§ What this task involves
Please return all of the entries below exactly as they are written.

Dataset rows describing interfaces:
-- Opening Marker --
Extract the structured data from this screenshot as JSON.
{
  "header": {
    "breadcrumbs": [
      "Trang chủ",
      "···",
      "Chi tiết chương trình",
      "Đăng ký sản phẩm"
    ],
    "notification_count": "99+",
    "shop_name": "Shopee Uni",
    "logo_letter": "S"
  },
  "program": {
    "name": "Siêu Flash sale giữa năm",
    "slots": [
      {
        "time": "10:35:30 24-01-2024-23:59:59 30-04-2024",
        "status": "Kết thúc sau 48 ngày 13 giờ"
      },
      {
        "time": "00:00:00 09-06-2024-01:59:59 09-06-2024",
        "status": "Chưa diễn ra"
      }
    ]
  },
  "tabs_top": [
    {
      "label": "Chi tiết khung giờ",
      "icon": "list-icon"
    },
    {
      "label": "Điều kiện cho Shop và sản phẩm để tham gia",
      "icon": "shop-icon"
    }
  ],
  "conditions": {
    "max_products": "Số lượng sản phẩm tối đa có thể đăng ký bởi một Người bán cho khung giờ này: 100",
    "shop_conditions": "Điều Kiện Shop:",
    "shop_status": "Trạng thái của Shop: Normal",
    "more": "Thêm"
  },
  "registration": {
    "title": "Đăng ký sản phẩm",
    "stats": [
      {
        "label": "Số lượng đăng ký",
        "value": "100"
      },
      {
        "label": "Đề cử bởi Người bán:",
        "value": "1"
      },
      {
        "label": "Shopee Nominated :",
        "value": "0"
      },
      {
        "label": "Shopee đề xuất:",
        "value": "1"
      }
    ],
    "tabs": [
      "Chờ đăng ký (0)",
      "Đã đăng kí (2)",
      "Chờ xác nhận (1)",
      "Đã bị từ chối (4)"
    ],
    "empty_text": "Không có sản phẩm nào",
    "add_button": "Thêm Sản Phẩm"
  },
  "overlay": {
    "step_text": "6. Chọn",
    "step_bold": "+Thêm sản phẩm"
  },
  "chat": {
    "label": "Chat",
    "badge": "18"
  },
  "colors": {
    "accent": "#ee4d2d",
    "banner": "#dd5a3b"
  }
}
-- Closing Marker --
§ Exercise solution
Extract the structured data from this screenshot as JSON.
{
  "header": {
    "breadcrumbs": [
      "Trang chủ",
      "···",
      "Chi tiết chương trình",
      "Đăng ký sản phẩm"
    ],
    "notification_count": "99+",
    "shop_name": "Shopee Uni",
    "logo_letter": "S"
  },
  "program": {
    "name": "Siêu Flash sale giữa năm",
    "slots": [
      {
        "time": "10:35:30 24-01-2024-23:59:59 30-04-2024",
        "status": "Kết thúc sau 48 ngày 13 giờ"
      },
      {
        "time": "00:00:00 09-06-2024-01:59:59 09-06-2024",
        "status": "Chưa diễn ra"
      }
    ]
  },
  "tabs_top": [
    {
      "label": "Chi tiết khung giờ",
      "icon": "list-icon"
    },
    {
      "label": "Điều kiện cho Shop và sản phẩm để tham gia",
      "icon": "shop-icon"
    }
  ],
  "conditions": {
    "max_products": "Số lượng sản phẩm tối đa có thể đăng ký bởi một Người bán cho khung giờ này: 100",
    "shop_conditions": "Điều Kiện Shop:",
    "shop_status": "Trạng thái của Shop: Normal",
    "more": "Thêm"
  },
  "registration": {
    "title": "Đăng ký sản phẩm",
    "stats": [
      {
        "label": "Số lượng đăng ký",
        "value": "100"
      },
      {
        "label": "Đề cử bởi Người bán:",
        "value": "1"
      },
      {
        "label": "Shopee Nominated :",
        "value": "0"
      },
      {
        "label": "Shopee đề xuất:",
        "value": "1"
      }
    ],
    "tabs": [
      "Chờ đăng ký (0)",
      "Đã đăng kí (2)",
      "Chờ xác nhận (1)",
      "Đã bị từ chối (4)"
    ],
    "empty_text": "Không có sản phẩm nào",
    "add_button": "Thêm Sản Phẩm"
  },
  "overlay": {
    "step_text": "6. Chọn",
    "step_bold": "+Thêm sản phẩm"
  },
  "chat": {
    "label": "Chat",
    "badge": "18"
  },
  "colors": {
    "accent": "#ee4d2d",
    "banner": "#dd5a3b"
  }
}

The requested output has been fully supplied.